Nursing: Sustaining the joy
I suspect everyone remembers their first job. For me, that job and those that followed have an abundance of positive memories, from fantastic colleagues to life-altering interactions with patients. There was also stress — at times more than others. Over the course of my career, one lesson I’ve learned is that stress is part of the package. Whether you’re a direct caregiver, educator, manager or administrator, there are aspects of any job that stretch our capacity and skills. After four decades in the nursing profession, I have developed some strategies to help me meet my commitments and enjoy the work. Here are some of my lessons learned.
First, find a trustworthy colleague to rely on when you need to talk privately about a tough experience or share a concern. In my case, I really appreciate not only someone I can trust, but someone to laugh with and lighten the load. We work hard and take our work seriously, but let’s not take ourselves seriously, too.
Next, be open to new possibilities. It’s OK to have dreams of a set career path, but I encourage nurses to stay open to new directions. A major part of my professional growth came from stretch assignments. In my case, I was serving as the clinical adoption executive for our Epic electronic record rollout. (My colleagues found great humor in that. I’m not known for my digital skills.) However, the experience taught me about complex system work, consensus building and change management. And it reminded me of the importance of going where the work is happening and engaging those doing the work. During each new challenge, my team members stepped up to assume many of my everyday work activities. I appreciate that more than they will ever know.
Another way to address stress is to speak up. Many nurses have concerns and fears related to the potential for violence in the workplace. We have heard you, and this is a key priority for UnityPoint Health. As a nurse, finding a workplace that values your safety is vitally important. Violence is a very real and scary part of many nursing jobs. While we want to create an exceptional patient experience, we don’t expect staff, or other patients and families, to tolerate disruptive behavior.
With the day-to-day tasks, it’s easy to forget taking time away for rest and relaxation. Some people are sprinters. They work hard and fast and sprinkle in a day off here and there. Others are marathoners, like me. I work hard for a long period of time, and then I take more extended time off to disconnect and recharge. People know when I’m gone, I’m gone. When I return, I’m refreshed from spending time with my family and in nature.
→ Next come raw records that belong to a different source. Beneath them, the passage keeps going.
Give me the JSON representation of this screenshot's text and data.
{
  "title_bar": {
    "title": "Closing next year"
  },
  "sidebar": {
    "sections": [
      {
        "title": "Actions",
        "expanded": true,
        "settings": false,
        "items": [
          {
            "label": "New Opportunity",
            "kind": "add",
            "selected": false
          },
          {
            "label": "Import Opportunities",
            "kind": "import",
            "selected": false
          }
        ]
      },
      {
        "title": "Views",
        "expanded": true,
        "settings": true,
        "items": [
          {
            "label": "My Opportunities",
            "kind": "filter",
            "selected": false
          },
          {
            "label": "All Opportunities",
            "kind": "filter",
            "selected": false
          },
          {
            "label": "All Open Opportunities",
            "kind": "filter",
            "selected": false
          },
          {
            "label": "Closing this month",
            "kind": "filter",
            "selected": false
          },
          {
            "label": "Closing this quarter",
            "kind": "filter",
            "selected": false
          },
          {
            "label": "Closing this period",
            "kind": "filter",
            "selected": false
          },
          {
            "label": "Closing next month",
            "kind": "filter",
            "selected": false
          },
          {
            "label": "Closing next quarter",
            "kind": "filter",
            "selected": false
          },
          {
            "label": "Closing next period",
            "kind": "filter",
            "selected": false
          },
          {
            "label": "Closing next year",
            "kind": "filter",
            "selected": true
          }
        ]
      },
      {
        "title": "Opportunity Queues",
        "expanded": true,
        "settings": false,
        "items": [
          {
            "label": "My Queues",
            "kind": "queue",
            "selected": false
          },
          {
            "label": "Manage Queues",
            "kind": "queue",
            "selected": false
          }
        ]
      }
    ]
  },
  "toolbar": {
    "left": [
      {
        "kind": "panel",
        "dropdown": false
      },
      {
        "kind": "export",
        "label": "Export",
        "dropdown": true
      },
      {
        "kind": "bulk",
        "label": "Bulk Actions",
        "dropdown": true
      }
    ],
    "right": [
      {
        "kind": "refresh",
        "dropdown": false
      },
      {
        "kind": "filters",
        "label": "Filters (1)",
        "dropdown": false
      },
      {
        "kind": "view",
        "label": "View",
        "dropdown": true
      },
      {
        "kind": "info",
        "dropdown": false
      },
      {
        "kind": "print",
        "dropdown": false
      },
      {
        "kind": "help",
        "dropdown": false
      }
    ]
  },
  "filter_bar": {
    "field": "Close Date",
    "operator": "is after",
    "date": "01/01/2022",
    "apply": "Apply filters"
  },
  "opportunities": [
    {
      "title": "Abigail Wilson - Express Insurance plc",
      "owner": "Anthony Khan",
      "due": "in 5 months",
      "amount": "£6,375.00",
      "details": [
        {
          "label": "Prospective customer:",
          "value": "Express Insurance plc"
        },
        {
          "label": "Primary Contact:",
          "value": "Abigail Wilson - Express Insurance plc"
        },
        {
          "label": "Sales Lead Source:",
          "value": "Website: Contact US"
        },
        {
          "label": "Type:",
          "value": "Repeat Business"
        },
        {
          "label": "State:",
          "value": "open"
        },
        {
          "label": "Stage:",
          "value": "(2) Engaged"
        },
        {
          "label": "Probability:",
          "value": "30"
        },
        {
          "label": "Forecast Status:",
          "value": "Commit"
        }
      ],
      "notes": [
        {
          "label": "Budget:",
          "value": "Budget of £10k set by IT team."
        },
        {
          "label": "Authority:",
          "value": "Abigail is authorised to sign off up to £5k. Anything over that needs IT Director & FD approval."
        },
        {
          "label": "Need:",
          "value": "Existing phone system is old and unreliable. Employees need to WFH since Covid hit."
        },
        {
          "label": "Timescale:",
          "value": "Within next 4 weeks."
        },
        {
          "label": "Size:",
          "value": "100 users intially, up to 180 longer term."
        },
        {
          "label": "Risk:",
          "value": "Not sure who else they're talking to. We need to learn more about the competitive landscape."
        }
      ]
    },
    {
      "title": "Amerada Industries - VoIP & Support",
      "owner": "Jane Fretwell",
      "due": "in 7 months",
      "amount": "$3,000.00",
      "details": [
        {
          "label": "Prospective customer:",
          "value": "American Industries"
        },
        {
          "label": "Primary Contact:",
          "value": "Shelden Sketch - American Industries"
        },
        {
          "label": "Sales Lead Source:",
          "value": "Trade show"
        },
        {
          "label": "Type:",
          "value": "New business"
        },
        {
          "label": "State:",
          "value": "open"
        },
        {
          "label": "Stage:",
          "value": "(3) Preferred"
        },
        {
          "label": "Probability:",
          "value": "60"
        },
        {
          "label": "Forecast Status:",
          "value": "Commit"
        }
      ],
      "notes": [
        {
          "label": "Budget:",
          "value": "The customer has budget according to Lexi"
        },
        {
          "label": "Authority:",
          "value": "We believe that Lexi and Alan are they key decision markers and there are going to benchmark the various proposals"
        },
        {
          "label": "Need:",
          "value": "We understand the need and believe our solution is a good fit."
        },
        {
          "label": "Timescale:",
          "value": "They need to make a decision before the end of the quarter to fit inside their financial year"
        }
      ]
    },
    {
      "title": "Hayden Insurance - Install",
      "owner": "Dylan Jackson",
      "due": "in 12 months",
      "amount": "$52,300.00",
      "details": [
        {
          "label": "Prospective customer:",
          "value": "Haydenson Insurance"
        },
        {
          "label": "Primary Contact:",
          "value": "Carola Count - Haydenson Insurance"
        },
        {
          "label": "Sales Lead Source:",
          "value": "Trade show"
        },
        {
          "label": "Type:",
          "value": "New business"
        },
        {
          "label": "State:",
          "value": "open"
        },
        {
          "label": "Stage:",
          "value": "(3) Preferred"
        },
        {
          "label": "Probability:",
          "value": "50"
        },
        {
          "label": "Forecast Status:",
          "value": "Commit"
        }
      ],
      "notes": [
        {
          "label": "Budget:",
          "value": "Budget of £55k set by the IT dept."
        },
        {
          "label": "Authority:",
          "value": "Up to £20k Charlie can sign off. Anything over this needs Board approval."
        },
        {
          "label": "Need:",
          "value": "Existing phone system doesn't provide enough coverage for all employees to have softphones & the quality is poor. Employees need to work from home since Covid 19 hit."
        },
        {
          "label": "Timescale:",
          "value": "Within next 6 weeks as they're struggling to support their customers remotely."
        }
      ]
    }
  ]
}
Remember, self care is an important way to have a long and enjoyable career. When you are at work, seek out the aspects of your job that bring you joy. Nursing is inherently rewarding. We just need to make sure the joy doesn’t get lost. Then, when you head home from the day, take time to think about all the good you were able to accomplish, and the lives you touched. Leave the list of things you wanted to do behind. Instead, focus on the people served and the team positively impacted. If you do this, I guarantee you will feel better when you walk in the door at home.
Mary Ann Osborne is the Vice President of Care Transformation and the Chief Nursing Executive for UnityPoint Health.